# Action item
In full and unaltered, output the records below.

# Records shown
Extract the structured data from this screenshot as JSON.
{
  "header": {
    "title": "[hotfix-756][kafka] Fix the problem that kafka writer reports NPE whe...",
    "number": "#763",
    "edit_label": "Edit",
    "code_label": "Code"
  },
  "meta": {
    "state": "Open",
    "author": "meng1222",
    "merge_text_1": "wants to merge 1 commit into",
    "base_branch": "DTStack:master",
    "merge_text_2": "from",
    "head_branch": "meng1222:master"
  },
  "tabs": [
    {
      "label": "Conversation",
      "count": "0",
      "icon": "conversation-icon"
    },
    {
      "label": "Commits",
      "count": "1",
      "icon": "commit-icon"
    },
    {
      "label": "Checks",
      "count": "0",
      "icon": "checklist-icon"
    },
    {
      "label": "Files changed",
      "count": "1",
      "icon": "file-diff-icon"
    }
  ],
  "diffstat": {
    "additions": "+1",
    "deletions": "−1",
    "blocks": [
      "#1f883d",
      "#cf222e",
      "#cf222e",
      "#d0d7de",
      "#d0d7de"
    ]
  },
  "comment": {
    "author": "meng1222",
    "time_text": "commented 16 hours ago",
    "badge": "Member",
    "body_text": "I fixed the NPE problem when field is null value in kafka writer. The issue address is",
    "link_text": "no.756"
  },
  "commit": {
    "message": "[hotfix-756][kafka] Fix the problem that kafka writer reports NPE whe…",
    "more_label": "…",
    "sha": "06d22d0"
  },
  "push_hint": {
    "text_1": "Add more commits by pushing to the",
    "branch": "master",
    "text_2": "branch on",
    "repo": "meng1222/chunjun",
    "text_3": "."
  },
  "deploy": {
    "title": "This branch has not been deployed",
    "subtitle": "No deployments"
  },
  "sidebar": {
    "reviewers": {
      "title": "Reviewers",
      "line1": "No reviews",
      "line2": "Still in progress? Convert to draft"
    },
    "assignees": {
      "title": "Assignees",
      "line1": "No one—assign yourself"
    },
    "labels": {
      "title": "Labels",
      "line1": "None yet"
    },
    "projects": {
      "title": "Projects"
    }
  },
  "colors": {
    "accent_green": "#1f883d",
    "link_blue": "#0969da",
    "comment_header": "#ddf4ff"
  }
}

# Written answer
Extract the structured data from this screenshot as JSON.
{
  "header": {
    "title": "[hotfix-756][kafka] Fix the problem that kafka writer reports NPE whe...",
    "number": "#763",
    "edit_label": "Edit",
    "code_label": "Code"
  },
  "meta": {
    "state": "Open",
    "author": "meng1222",
    "merge_text_1": "wants to merge 1 commit into",
    "base_branch": "DTStack:master",
    "merge_text_2": "from",
    "head_branch": "meng1222:master"
  },
  "tabs": [
    {
      "label": "Conversation",
      "count": "0",
      "icon": "conversation-icon"
    },
    {
      "label": "Commits",
      "count": "1",
      "icon": "commit-icon"
    },
    {
      "label": "Checks",
      "count": "0",
      "icon": "checklist-icon"
    },
    {
      "label": "Files changed",
      "count": "1",
      "icon": "file-diff-icon"
    }
  ],
  "diffstat": {
    "additions": "+1",
    "deletions": "−1",
    "blocks": [
      "#1f883d",
      "#cf222e",
      "#cf222e",
      "#d0d7de",
      "#d0d7de"
    ]
  },
  "comment": {
    "author": "meng1222",
    "time_text": "commented 16 hours ago",
    "badge": "Member",
    "body_text": "I fixed the NPE problem when field is null value in kafka writer. The issue address is",
    "link_text": "no.756"
  },
  "commit": {
    "message": "[hotfix-756][kafka] Fix the problem that kafka writer reports NPE whe…",
    "more_label": "…",
    "sha": "06d22d0"
  },
  "push_hint": {
    "text_1": "Add more commits by pushing to the",
    "branch": "master",
    "text_2": "branch on",
    "repo": "meng1222/chunjun",
    "text_3": "."
  },
  "deploy": {
    "title": "This branch has not been deployed",
    "subtitle": "No deployments"
  },
  "sidebar": {
    "reviewers": {
      "title": "Reviewers",
      "line1": "No reviews",
      "line2": "Still in progress? Convert to draft"
    },
    "assignees": {
      "title": "Assignees",
      "line1": "No one—assign yourself"
    },
    "labels": {
      "title": "Labels",
      "line1": "None yet"
    },
    "projects": {
      "title": "Projects"
    }
  },
  "colors": {
    "accent_green": "#1f883d",
    "link_blue": "#0969da",
    "comment_header": "#ddf4ff"
  }
}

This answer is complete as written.